Bangladesh is the fourth largest rice [5] producing country in the world. National sales of the classes of insecticide used on rice, including granular carbofuran, synthetic pyrethroids, and malathion exceeded 13,000 tons of formulated product in 2003 [1] [2]. The insecticides not only represent an environmental threat, but are a significant expenditure to poor rice farmers. The Bangladesh Rice Research Institute is working with various NGOs and international organizations to reduce insecticide use in rice [3].

Wheat is not a traditional crop in Bangladesh, and in the late 1980s little was consumed in rural areas. During the 1960s and early 1970s, however, it was the only commodity for which local consumption increased because external food aid was most often provided in the form of wheat. In the first half of the 1980s, domestic wheat production rose to more than 1 million tons per year but was still only 7 to 9 percent of total food grain production. Record production of nearly 1.5 million tons was achieved in FY 1985, but the following year saw a decrease to just over 1 million tons. About half the wheat is grown on irrigated land.

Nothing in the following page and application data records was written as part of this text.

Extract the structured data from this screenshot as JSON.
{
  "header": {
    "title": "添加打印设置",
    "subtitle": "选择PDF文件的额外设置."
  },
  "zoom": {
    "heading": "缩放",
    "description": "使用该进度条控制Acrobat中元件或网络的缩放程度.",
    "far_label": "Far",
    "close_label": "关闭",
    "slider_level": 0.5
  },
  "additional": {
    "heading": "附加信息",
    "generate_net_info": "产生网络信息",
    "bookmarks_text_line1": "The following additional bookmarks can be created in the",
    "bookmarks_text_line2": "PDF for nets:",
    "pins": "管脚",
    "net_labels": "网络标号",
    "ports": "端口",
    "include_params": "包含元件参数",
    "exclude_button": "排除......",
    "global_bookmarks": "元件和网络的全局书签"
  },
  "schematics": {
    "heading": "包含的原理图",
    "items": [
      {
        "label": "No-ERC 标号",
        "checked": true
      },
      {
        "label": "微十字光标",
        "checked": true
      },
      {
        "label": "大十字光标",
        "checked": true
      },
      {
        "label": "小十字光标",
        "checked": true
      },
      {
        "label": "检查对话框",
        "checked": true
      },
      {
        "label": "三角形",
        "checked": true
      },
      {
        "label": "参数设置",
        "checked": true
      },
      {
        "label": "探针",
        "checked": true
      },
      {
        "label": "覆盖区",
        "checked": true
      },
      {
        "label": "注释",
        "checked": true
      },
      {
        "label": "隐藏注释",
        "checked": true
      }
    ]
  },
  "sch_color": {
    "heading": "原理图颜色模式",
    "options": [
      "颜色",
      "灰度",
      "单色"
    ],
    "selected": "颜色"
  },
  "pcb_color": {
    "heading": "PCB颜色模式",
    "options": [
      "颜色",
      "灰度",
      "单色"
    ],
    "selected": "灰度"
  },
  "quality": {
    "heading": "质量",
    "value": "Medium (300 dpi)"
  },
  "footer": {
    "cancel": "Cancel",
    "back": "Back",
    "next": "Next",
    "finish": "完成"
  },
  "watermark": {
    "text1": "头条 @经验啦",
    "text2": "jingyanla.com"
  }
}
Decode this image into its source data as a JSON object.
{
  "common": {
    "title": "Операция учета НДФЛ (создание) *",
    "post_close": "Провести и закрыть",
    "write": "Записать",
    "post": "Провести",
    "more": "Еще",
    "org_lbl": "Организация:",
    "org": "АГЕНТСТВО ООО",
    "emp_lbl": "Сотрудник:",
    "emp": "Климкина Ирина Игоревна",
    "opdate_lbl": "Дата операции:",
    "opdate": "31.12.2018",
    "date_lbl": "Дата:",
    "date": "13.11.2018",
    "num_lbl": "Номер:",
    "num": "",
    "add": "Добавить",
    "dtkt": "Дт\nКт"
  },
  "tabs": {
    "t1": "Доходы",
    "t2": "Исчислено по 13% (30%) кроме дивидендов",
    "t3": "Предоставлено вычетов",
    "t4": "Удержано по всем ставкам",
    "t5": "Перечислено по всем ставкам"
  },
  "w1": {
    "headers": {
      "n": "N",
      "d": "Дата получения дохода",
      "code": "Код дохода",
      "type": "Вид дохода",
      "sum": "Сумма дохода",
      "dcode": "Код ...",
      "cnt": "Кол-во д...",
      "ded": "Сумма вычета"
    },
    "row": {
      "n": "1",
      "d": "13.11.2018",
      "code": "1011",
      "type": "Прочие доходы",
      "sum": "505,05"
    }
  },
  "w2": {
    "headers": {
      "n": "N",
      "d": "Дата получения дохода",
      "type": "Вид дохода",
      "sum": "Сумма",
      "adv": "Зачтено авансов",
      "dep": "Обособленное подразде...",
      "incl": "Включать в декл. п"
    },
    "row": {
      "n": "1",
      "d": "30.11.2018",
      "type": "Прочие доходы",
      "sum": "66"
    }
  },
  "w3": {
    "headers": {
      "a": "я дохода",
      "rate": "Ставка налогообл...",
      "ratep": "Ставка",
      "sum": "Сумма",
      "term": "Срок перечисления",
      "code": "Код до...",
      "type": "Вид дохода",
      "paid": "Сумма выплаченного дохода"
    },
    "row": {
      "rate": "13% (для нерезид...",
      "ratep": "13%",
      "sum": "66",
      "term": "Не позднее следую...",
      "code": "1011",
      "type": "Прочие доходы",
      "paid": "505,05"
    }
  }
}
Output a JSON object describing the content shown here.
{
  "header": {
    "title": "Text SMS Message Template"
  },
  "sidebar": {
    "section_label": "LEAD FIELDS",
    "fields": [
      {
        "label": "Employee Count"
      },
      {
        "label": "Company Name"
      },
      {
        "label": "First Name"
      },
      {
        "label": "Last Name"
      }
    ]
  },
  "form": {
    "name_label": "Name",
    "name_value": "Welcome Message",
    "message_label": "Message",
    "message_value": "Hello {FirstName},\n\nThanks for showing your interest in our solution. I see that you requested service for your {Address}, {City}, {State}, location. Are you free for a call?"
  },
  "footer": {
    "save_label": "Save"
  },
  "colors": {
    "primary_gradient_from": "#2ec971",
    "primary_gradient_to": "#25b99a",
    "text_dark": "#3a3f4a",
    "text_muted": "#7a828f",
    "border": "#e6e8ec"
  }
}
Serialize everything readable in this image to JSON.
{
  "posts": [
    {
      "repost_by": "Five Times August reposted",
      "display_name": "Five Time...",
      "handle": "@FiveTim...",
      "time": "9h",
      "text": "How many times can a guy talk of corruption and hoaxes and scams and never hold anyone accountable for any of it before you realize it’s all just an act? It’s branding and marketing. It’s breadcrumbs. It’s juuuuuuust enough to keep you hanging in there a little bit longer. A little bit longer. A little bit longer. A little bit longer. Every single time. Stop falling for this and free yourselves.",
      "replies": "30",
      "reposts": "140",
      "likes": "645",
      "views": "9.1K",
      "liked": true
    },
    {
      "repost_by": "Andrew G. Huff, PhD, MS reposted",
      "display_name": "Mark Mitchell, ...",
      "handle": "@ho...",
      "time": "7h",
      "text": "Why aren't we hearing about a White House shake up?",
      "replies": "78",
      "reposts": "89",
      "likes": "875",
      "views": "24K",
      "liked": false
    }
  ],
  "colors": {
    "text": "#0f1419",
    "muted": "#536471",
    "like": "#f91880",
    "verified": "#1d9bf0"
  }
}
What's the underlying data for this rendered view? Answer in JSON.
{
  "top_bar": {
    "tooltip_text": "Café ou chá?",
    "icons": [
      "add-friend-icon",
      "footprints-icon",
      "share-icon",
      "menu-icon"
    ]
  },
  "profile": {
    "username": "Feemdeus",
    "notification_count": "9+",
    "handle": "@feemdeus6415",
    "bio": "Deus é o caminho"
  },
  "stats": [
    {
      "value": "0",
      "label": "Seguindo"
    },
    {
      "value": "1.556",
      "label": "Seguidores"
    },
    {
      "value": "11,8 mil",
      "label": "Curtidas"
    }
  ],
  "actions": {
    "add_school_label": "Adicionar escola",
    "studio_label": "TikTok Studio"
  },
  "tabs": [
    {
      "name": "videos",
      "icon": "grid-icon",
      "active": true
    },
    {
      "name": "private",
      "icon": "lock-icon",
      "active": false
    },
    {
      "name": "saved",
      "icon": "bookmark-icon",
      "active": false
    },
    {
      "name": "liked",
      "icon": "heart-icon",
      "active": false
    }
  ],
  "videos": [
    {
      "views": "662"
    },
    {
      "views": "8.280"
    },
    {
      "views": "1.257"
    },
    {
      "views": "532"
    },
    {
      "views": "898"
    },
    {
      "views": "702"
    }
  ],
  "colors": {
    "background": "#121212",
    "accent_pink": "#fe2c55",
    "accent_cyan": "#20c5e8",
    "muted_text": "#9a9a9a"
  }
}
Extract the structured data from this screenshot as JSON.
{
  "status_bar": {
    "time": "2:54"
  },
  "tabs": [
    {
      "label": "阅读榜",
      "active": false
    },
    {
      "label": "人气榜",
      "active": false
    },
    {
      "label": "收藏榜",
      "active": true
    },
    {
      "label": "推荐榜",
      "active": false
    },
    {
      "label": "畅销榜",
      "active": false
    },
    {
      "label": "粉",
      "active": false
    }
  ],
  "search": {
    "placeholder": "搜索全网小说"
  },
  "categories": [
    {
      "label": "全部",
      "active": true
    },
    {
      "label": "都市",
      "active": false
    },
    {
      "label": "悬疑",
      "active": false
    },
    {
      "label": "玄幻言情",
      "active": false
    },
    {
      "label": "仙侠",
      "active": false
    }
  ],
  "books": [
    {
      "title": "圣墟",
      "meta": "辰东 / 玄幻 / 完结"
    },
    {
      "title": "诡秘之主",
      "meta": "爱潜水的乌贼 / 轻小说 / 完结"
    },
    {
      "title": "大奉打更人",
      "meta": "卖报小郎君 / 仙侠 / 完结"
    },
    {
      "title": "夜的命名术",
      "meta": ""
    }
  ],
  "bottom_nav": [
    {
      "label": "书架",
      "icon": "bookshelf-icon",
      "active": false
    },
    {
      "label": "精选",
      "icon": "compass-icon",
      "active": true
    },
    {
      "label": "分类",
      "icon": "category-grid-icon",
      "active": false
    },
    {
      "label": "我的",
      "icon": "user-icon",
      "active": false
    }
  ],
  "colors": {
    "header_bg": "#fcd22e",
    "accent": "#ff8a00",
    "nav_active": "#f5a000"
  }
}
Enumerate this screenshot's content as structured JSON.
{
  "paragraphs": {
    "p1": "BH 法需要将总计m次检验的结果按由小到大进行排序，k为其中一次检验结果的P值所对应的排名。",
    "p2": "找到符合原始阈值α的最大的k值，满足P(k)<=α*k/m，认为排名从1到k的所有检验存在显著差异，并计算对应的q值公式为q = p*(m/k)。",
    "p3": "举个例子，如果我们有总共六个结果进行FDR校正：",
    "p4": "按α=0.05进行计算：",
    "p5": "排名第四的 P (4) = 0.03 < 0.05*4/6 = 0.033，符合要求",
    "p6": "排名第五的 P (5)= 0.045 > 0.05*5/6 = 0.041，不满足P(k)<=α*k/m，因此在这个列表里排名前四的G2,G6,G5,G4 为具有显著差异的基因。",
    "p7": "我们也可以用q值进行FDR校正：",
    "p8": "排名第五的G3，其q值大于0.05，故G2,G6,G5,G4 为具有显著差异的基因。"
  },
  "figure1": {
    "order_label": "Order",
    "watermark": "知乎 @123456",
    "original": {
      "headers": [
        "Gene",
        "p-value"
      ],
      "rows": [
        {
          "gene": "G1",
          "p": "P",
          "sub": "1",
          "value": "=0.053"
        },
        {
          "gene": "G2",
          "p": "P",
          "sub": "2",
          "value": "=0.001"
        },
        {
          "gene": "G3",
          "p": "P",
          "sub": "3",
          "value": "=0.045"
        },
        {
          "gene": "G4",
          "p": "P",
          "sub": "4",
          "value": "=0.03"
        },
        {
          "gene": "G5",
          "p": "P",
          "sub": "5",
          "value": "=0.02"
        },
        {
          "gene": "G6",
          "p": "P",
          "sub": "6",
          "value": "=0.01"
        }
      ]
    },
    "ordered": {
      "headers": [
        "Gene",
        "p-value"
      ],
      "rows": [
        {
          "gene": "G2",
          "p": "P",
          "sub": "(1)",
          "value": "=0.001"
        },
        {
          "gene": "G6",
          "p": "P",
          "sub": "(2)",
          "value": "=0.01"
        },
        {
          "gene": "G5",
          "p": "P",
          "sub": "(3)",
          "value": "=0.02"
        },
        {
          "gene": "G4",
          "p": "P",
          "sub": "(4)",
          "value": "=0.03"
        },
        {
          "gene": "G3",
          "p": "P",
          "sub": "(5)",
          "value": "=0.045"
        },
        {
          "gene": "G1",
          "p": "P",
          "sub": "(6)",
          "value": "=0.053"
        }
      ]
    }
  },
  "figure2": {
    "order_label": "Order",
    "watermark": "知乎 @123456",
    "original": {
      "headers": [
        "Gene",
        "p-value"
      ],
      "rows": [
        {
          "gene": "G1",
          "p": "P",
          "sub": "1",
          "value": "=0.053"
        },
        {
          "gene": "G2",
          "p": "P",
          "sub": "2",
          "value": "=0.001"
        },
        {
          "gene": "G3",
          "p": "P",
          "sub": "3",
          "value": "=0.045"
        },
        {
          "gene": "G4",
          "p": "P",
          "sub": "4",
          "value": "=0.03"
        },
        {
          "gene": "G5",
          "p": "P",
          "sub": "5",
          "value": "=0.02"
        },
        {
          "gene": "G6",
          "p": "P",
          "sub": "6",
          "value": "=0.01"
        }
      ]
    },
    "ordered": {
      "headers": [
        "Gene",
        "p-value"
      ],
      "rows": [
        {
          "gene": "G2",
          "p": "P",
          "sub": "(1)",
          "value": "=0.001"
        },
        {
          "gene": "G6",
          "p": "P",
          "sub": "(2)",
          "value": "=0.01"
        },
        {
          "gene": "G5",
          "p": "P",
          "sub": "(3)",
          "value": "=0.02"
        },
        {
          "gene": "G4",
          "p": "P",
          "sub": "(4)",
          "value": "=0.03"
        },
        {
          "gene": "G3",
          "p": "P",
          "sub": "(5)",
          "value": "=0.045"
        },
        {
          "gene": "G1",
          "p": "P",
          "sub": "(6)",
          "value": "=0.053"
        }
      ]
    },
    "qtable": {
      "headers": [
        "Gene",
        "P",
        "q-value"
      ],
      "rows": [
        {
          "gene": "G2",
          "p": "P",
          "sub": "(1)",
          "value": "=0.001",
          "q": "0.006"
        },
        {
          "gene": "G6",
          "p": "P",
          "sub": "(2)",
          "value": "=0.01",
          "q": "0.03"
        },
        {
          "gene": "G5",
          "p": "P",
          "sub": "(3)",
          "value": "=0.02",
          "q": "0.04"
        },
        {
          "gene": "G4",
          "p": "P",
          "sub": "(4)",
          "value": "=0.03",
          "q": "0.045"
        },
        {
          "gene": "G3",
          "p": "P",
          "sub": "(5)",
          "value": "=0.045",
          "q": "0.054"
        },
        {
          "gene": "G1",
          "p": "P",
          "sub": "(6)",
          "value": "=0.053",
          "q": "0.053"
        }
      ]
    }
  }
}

The proportion of land devoted to wheat remained essentially unchanged between 1980 and 1986, at a little less than 6 percent of total planted area.

Wheat also accounts for the great bulk of imported food grains, exceeding 1 million tons annually and going higher than 1.8 million tons in FY 1984, FY 1985, and FY 1987. The great bulk of the imported wheat is financed under aid programs of the United States, the European Economic Community, and the World Food Programme.

Food grains are cultivated primarily for subsistence. Only a small percentage of total production makes its way into commercial channels. Other Bangladeshi food crops, however, are grown chiefly for the domestic market. They include potatoes and sweet potatoes, with a combined record production of 1.9 million tons in FY 1984; oilseeds, with an annual average production of 250,000 tons; and fruits such as bananas, jackfruit, mangoes, and pineapples. Estimates of sugarcane production put annual production at more than 7 million tons per year, most of it processed into a coarse, unrefined sugar known as gur, and sold domestically.

See also[edit]

References[edit]

 This article incorporates public domain material from websites or documents of the Library of Congress Country Studies.

Munir Khasru Syed, Muaz Jalil Mohammad, Kayenat Kabir (2008), Forecasting Demand for Urea TSP and MP Fertilizer for Vegetable and Rice Production in Bangladesh (Draft) http://papers.ssrn.com/sol3/papers.cfm?abstract_id=1313585